Exercise input START

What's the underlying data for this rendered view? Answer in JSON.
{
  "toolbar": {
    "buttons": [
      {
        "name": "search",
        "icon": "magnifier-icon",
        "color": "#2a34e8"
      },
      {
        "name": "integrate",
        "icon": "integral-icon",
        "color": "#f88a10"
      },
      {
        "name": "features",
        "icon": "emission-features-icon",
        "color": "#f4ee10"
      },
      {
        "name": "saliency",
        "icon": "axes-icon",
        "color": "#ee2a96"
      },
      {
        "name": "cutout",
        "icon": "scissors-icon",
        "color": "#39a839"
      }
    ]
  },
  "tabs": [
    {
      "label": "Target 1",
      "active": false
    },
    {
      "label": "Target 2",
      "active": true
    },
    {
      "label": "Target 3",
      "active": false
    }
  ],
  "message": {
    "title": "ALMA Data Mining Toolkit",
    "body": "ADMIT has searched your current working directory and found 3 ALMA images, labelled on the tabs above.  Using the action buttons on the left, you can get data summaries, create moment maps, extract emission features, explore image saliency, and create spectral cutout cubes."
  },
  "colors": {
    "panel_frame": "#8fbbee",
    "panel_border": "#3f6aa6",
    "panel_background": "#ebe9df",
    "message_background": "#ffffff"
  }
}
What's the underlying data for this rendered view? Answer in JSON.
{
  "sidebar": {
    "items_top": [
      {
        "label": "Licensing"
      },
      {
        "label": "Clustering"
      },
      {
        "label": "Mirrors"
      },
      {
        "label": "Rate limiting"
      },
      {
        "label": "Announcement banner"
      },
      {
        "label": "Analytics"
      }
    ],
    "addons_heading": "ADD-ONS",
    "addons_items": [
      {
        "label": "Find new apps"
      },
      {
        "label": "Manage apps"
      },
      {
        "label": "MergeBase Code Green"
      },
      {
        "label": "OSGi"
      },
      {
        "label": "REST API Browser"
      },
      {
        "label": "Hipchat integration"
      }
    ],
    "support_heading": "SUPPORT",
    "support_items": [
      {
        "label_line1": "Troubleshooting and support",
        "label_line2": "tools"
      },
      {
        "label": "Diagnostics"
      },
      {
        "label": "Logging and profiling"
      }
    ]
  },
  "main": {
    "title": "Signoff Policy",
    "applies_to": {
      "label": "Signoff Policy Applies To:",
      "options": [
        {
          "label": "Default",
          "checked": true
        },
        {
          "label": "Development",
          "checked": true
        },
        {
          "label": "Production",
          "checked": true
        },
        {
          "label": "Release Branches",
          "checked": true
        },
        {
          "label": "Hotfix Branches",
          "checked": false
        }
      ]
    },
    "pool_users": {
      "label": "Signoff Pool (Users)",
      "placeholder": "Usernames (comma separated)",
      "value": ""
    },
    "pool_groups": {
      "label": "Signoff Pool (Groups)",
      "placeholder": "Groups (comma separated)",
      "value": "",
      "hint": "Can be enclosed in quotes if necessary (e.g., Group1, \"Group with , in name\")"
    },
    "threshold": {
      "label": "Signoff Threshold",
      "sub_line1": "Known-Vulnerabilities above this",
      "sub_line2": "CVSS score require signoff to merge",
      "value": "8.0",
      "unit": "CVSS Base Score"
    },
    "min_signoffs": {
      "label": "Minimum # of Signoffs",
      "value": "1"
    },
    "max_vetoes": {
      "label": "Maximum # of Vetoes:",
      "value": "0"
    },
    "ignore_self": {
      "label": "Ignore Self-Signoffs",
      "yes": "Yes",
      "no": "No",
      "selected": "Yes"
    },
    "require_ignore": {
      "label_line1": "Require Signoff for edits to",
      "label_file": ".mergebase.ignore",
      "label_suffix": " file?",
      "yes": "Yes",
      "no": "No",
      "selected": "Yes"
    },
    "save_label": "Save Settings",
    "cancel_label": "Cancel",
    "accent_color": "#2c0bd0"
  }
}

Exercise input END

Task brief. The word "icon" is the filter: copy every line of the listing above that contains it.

Answer for this exercise.
        "icon": "magnifier-icon",
        "icon": "integral-icon",
        "icon": "emission-features-icon",
        "icon": "axes-icon",
        "icon": "scissors-icon",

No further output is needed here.